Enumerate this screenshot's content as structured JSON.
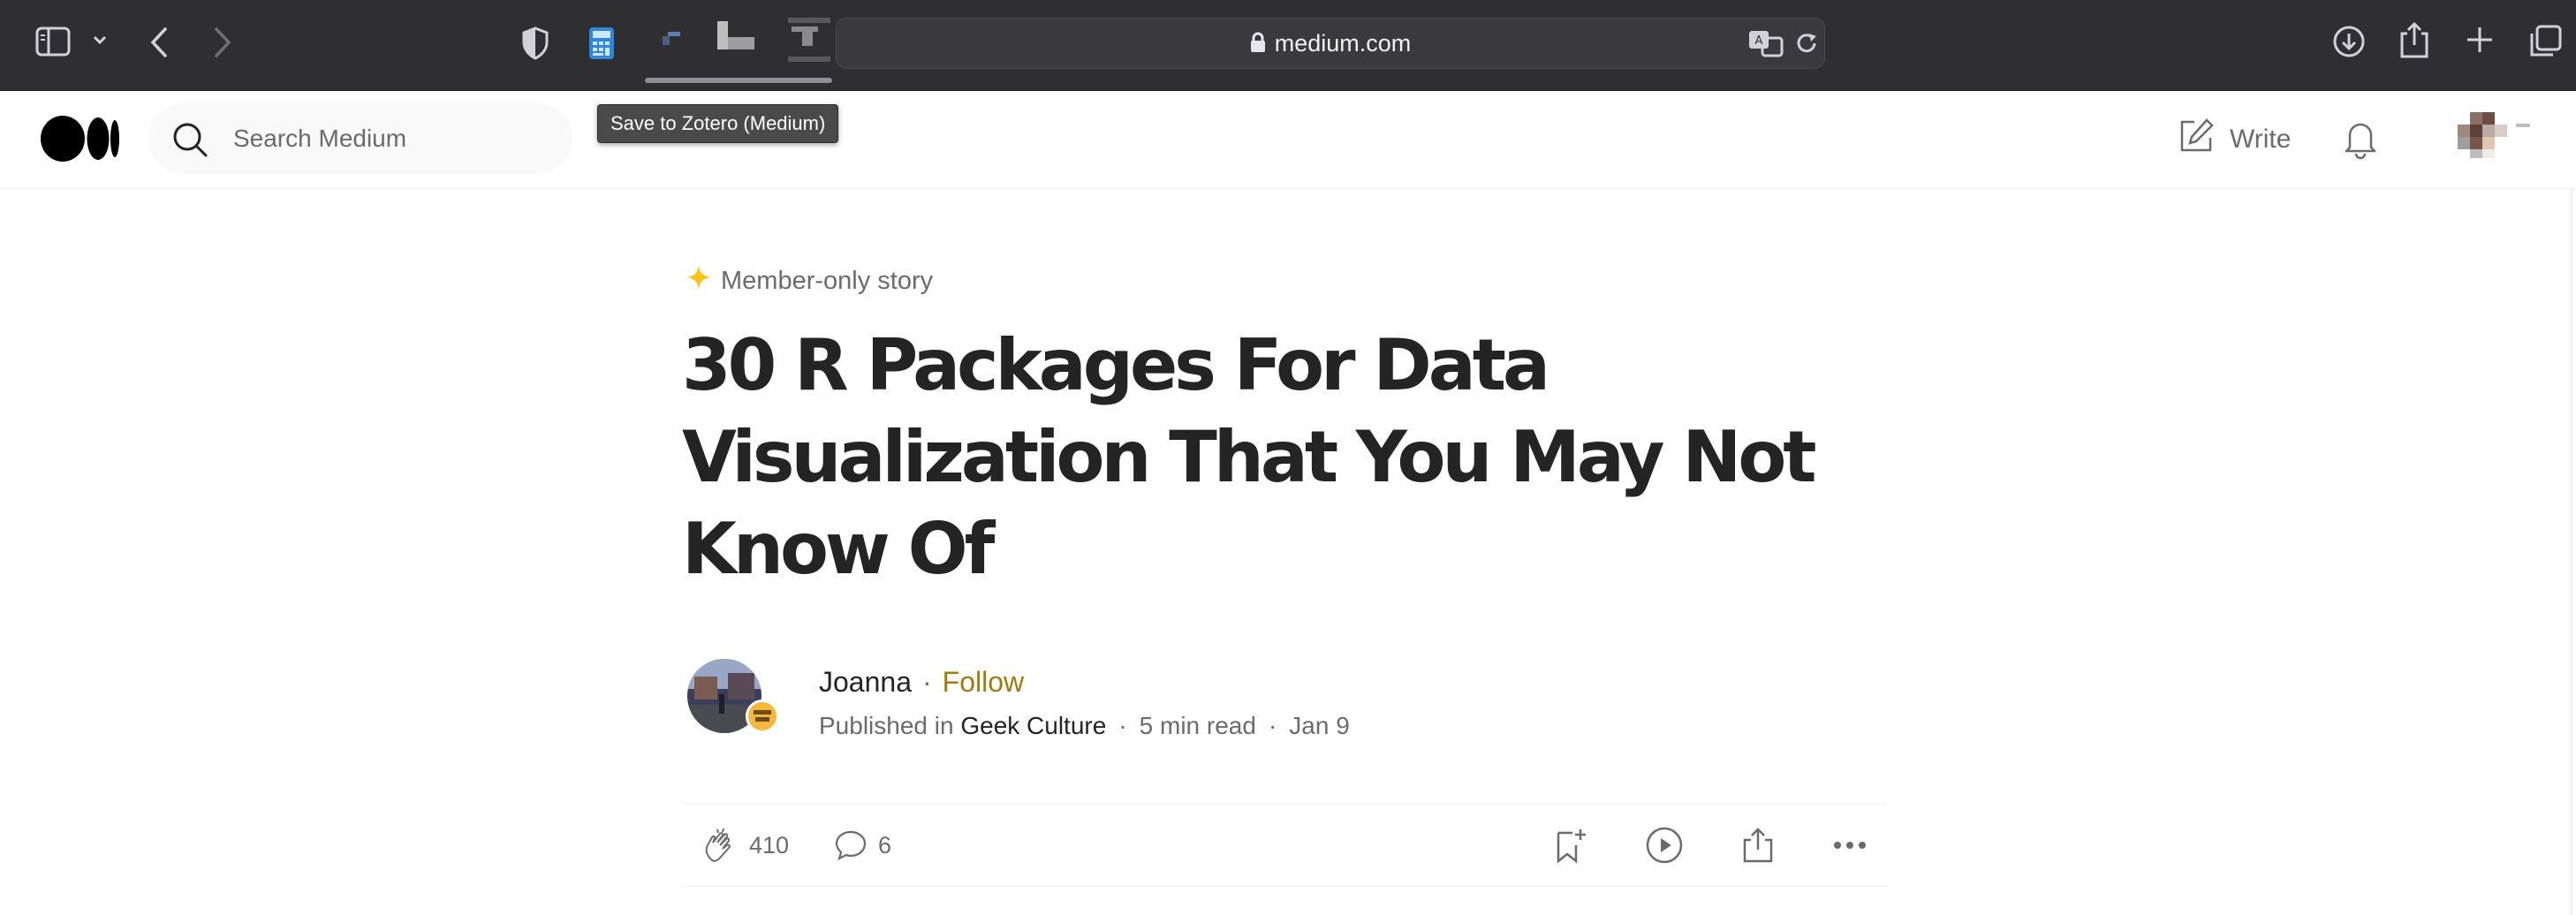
{
  "browser": {
    "url": "medium.com",
    "tooltip": "Save to Zotero (Medium)",
    "icons": [
      "sidebar-icon",
      "chevron-down-icon",
      "back-icon",
      "forward-icon",
      "shield-icon",
      "calculator-icon",
      "extension-icon",
      "extension-icon",
      "extension-icon",
      "translate-icon",
      "reload-icon",
      "download-icon",
      "share-icon",
      "plus-icon",
      "tabs-icon"
    ]
  },
  "header": {
    "search_placeholder": "Search Medium",
    "write_label": "Write"
  },
  "article": {
    "member_label": "Member-only story",
    "title": "30 R Packages For Data Visualization That You May Not Know Of",
    "author": "Joanna",
    "dot": "·",
    "follow_label": "Follow",
    "published_prefix": "Published in",
    "publication": "Geek Culture",
    "read_time": "5 min read",
    "date": "Jan 9",
    "claps": "410",
    "responses": "6",
    "publication_badge": "Geek Culture"
  },
  "colors": {
    "toolbar_bg": "#2f2f31",
    "follow": "#a07a0c",
    "member_star": "#ffc017",
    "text_primary": "#242424",
    "text_secondary": "#6b6b6b"
  }
}
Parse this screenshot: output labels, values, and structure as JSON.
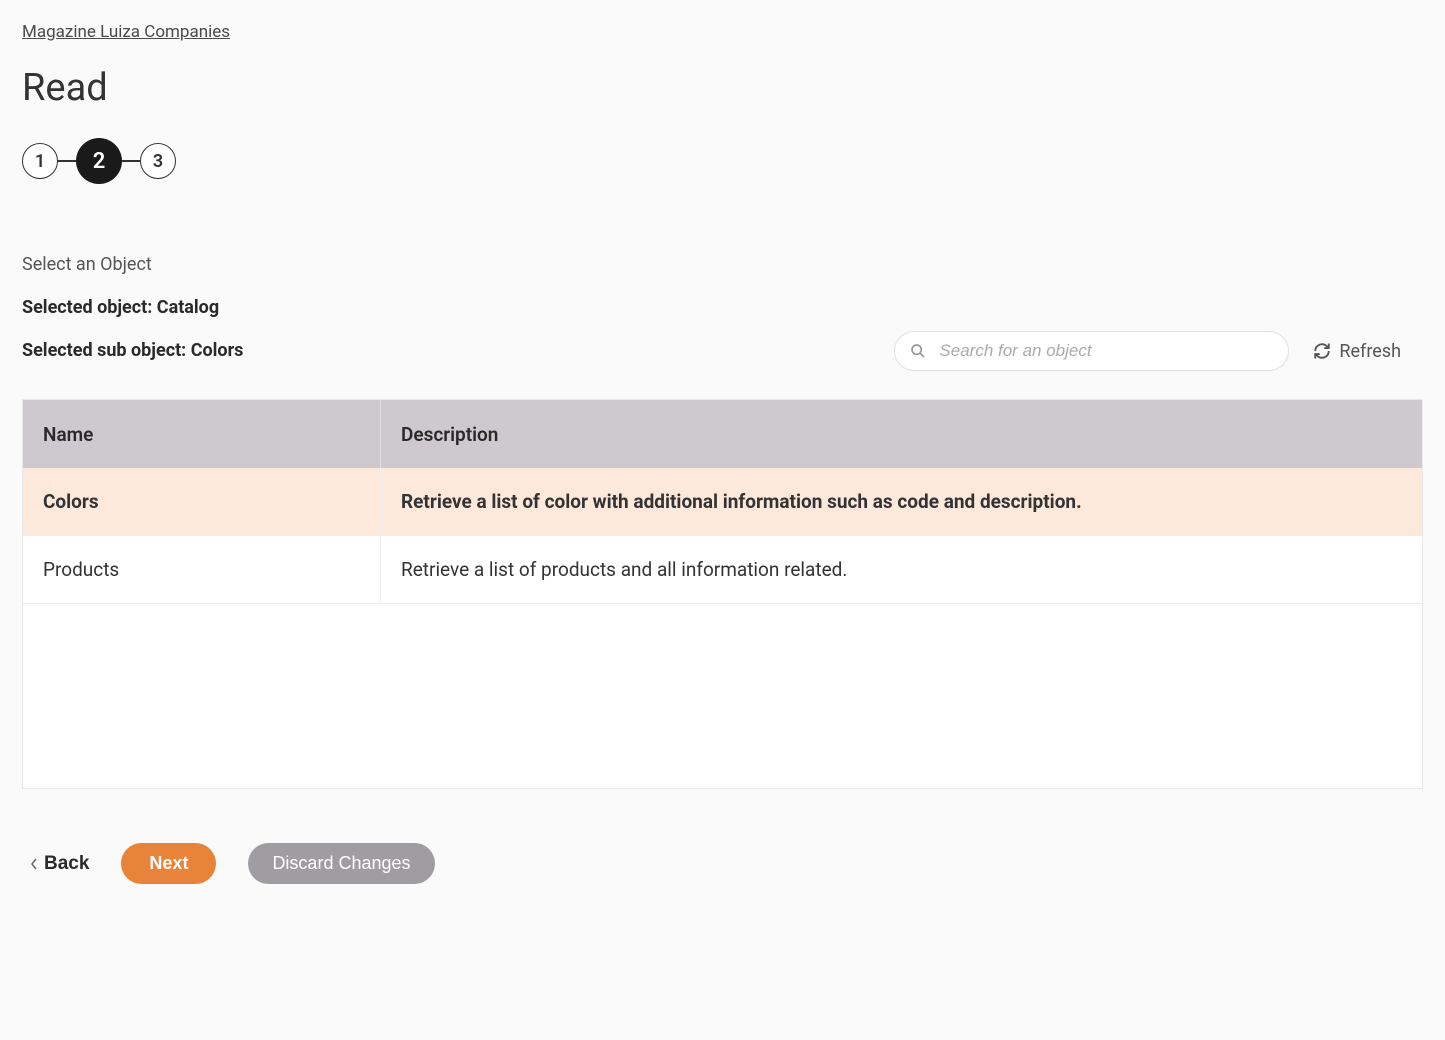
{
  "breadcrumb": {
    "label": "Magazine Luiza Companies"
  },
  "page_title": "Read",
  "stepper": {
    "steps": [
      "1",
      "2",
      "3"
    ],
    "active_index": 1
  },
  "section": {
    "label": "Select an Object",
    "selected_object_label": "Selected object: Catalog",
    "selected_sub_object_label": "Selected sub object: Colors"
  },
  "search": {
    "placeholder": "Search for an object"
  },
  "refresh_label": "Refresh",
  "table": {
    "headers": {
      "name": "Name",
      "description": "Description"
    },
    "rows": [
      {
        "name": "Colors",
        "description": "Retrieve a list of color with additional information such as code and description.",
        "selected": true
      },
      {
        "name": "Products",
        "description": "Retrieve a list of products and all information related.",
        "selected": false
      }
    ]
  },
  "footer": {
    "back_label": "Back",
    "next_label": "Next",
    "discard_label": "Discard Changes"
  }
}
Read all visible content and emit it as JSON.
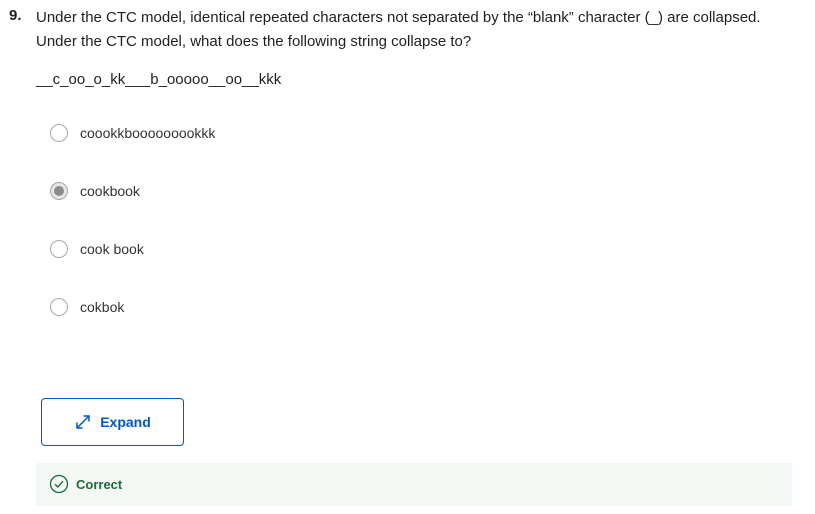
{
  "question": {
    "number": "9.",
    "line1": "Under the CTC model, identical repeated characters not separated by the “blank” character (_) are collapsed.",
    "line2": "Under the CTC model, what does the following string collapse to?",
    "string": "__c_oo_o_kk___b_ooooo__oo__kkk"
  },
  "options": [
    {
      "label": "coookkbooooooookkk",
      "selected": false
    },
    {
      "label": "cookbook",
      "selected": true
    },
    {
      "label": "cook book",
      "selected": false
    },
    {
      "label": "cokbok",
      "selected": false
    }
  ],
  "expand_button": {
    "label": "Expand",
    "icon": "expand-arrows-icon"
  },
  "feedback": {
    "label": "Correct",
    "icon": "check-circle-icon",
    "color": "#1f6b3a"
  },
  "colors": {
    "accent": "#0056d2",
    "success": "#1f6b3a",
    "feedback_bg": "#f3f8f4"
  }
}
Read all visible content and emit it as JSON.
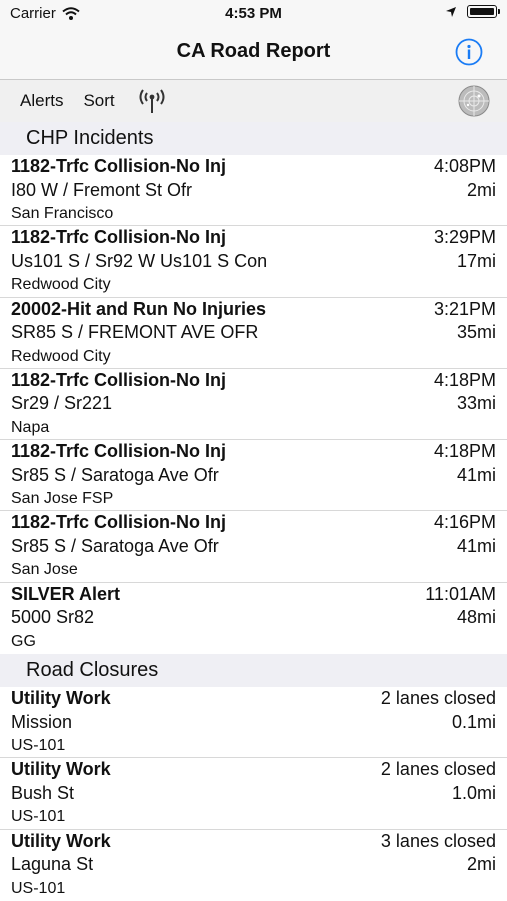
{
  "status_bar": {
    "carrier": "Carrier",
    "time": "4:53 PM"
  },
  "nav": {
    "title": "CA Road Report"
  },
  "toolbar": {
    "alerts_label": "Alerts",
    "sort_label": "Sort"
  },
  "sections": {
    "chp": {
      "header": "CHP Incidents",
      "items": [
        {
          "title": "1182-Trfc Collision-No Inj",
          "time": "4:08PM",
          "road": "I80 W / Fremont St Ofr",
          "distance": "2mi",
          "location": "San Francisco"
        },
        {
          "title": "1182-Trfc Collision-No Inj",
          "time": "3:29PM",
          "road": "Us101 S / Sr92 W Us101 S Con",
          "distance": "17mi",
          "location": "Redwood City"
        },
        {
          "title": "20002-Hit and Run No Injuries",
          "time": "3:21PM",
          "road": "SR85 S / FREMONT AVE OFR",
          "distance": "35mi",
          "location": "Redwood City"
        },
        {
          "title": "1182-Trfc Collision-No Inj",
          "time": "4:18PM",
          "road": "Sr29 / Sr221",
          "distance": "33mi",
          "location": "Napa"
        },
        {
          "title": "1182-Trfc Collision-No Inj",
          "time": "4:18PM",
          "road": "Sr85 S / Saratoga Ave Ofr",
          "distance": "41mi",
          "location": "San Jose FSP"
        },
        {
          "title": "1182-Trfc Collision-No Inj",
          "time": "4:16PM",
          "road": "Sr85 S / Saratoga Ave Ofr",
          "distance": "41mi",
          "location": "San Jose"
        },
        {
          "title": "SILVER Alert",
          "time": "11:01AM",
          "road": "5000 Sr82",
          "distance": "48mi",
          "location": "GG"
        }
      ]
    },
    "closures": {
      "header": "Road Closures",
      "items": [
        {
          "title": "Utility Work",
          "status": "2 lanes closed",
          "road": "Mission",
          "distance": "0.1mi",
          "route": "US-101"
        },
        {
          "title": "Utility Work",
          "status": "2 lanes closed",
          "road": "Bush St",
          "distance": "1.0mi",
          "route": "US-101"
        },
        {
          "title": "Utility Work",
          "status": "3 lanes closed",
          "road": "Laguna St",
          "distance": "2mi",
          "route": "US-101"
        }
      ]
    }
  }
}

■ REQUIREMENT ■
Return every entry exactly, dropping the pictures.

■ THE ANSWER ■
Enumerate this screenshot's content as structured JSON.
{
  "browser": {
    "url": "medium.com",
    "tooltip": "Save to Zotero (Medium)",
    "icons": [
      "sidebar-icon",
      "chevron-down-icon",
      "back-icon",
      "forward-icon",
      "shield-icon",
      "calculator-icon",
      "extension-icon",
      "extension-icon",
      "extension-icon",
      "translate-icon",
      "reload-icon",
      "download-icon",
      "share-icon",
      "plus-icon",
      "tabs-icon"
    ]
  },
  "header": {
    "search_placeholder": "Search Medium",
    "write_label": "Write"
  },
  "article": {
    "member_label": "Member-only story",
    "title": "30 R Packages For Data Visualization That You May Not Know Of",
    "author": "Joanna",
    "dot": "·",
    "follow_label": "Follow",
    "published_prefix": "Published in",
    "publication": "Geek Culture",
    "read_time": "5 min read",
    "date": "Jan 9",
    "claps": "410",
    "responses": "6",
    "publication_badge": "Geek Culture"
  },
  "colors": {
    "toolbar_bg": "#2f2f31",
    "follow": "#a07a0c",
    "member_star": "#ffc017",
    "text_primary": "#242424",
    "text_secondary": "#6b6b6b"
  }
}
Parse this screenshot: output labels, values, and structure as JSON.
{
  "breadcrumb": {
    "label": "Magazine Luiza Companies"
  },
  "page_title": "Read",
  "stepper": {
    "steps": [
      "1",
      "2",
      "3"
    ],
    "active_index": 1
  },
  "section": {
    "label": "Select an Object",
    "selected_object_label": "Selected object: Catalog",
    "selected_sub_object_label": "Selected sub object: Colors"
  },
  "search": {
    "placeholder": "Search for an object"
  },
  "refresh_label": "Refresh",
  "table": {
    "headers": {
      "name": "Name",
      "description": "Description"
    },
    "rows": [
      {
        "name": "Colors",
        "description": "Retrieve a list of color with additional information such as code and description.",
        "selected": true
      },
      {
        "name": "Products",
        "description": "Retrieve a list of products and all information related.",
        "selected": false
      }
    ]
  },
  "footer": {
    "back_label": "Back",
    "next_label": "Next",
    "discard_label": "Discard Changes"
  }
}
Read all visible content and emit it as JSON.
{
  "question": {
    "number": "9.",
    "line1": "Under the CTC model, identical repeated characters not separated by the “blank” character (_) are collapsed.",
    "line2": "Under the CTC model, what does the following string collapse to?",
    "string": "__c_oo_o_kk___b_ooooo__oo__kkk"
  },
  "options": [
    {
      "label": "coookkbooooooookkk",
      "selected": false
    },
    {
      "label": "cookbook",
      "selected": true
    },
    {
      "label": "cook book",
      "selected": false
    },
    {
      "label": "cokbok",
      "selected": false
    }
  ],
  "expand_button": {
    "label": "Expand",
    "icon": "expand-arrows-icon"
  },
  "feedback": {
    "label": "Correct",
    "icon": "check-circle-icon",
    "color": "#1f6b3a"
  },
  "colors": {
    "accent": "#0056d2",
    "success": "#1f6b3a",
    "feedback_bg": "#f3f8f4"
  }
}
Read all visible content and emit it as JSON.
{
  "status_bar": {
    "carrier": "Carrier",
    "time": "4:53 PM"
  },
  "nav": {
    "title": "CA Road Report"
  },
  "toolbar": {
    "alerts_label": "Alerts",
    "sort_label": "Sort"
  },
  "sections": {
    "chp": {
      "header": "CHP Incidents",
      "items": [
        {
          "title": "1182-Trfc Collision-No Inj",
          "time": "4:08PM",
          "road": "I80 W / Fremont St Ofr",
          "distance": "2mi",
          "location": "San Francisco"
        },
        {
          "title": "1182-Trfc Collision-No Inj",
          "time": "3:29PM",
          "road": "Us101 S / Sr92 W Us101 S Con",
          "distance": "17mi",
          "location": "Redwood City"
        },
        {
          "title": "20002-Hit and Run No Injuries",
          "time": "3:21PM",
          "road": "SR85 S / FREMONT AVE OFR",
          "distance": "35mi",
          "location": "Redwood City"
        },
        {
          "title": "1182-Trfc Collision-No Inj",
          "time": "4:18PM",
          "road": "Sr29 / Sr221",
          "distance": "33mi",
          "location": "Napa"
        },
        {
          "title": "1182-Trfc Collision-No Inj",
          "time": "4:18PM",
          "road": "Sr85 S / Saratoga Ave Ofr",
          "distance": "41mi",
          "location": "San Jose FSP"
        },
        {
          "title": "1182-Trfc Collision-No Inj",
          "time": "4:16PM",
          "road": "Sr85 S / Saratoga Ave Ofr",
          "distance": "41mi",
          "location": "San Jose"
        },
        {
          "title": "SILVER Alert",
          "time": "11:01AM",
          "road": "5000 Sr82",
          "distance": "48mi",
          "location": "GG"
        }
      ]
    },
    "closures": {
      "header": "Road Closures",
      "items": [
        {
          "title": "Utility Work",
          "status": "2 lanes closed",
          "road": "Mission",
          "distance": "0.1mi",
          "route": "US-101"
        },
        {
          "title": "Utility Work",
          "status": "2 lanes closed",
          "road": "Bush St",
          "distance": "1.0mi",
          "route": "US-101"
        },
        {
          "title": "Utility Work",
          "status": "3 lanes closed",
          "road": "Laguna St",
          "distance": "2mi",
          "route": "US-101"
        }
      ]
    }
  }
}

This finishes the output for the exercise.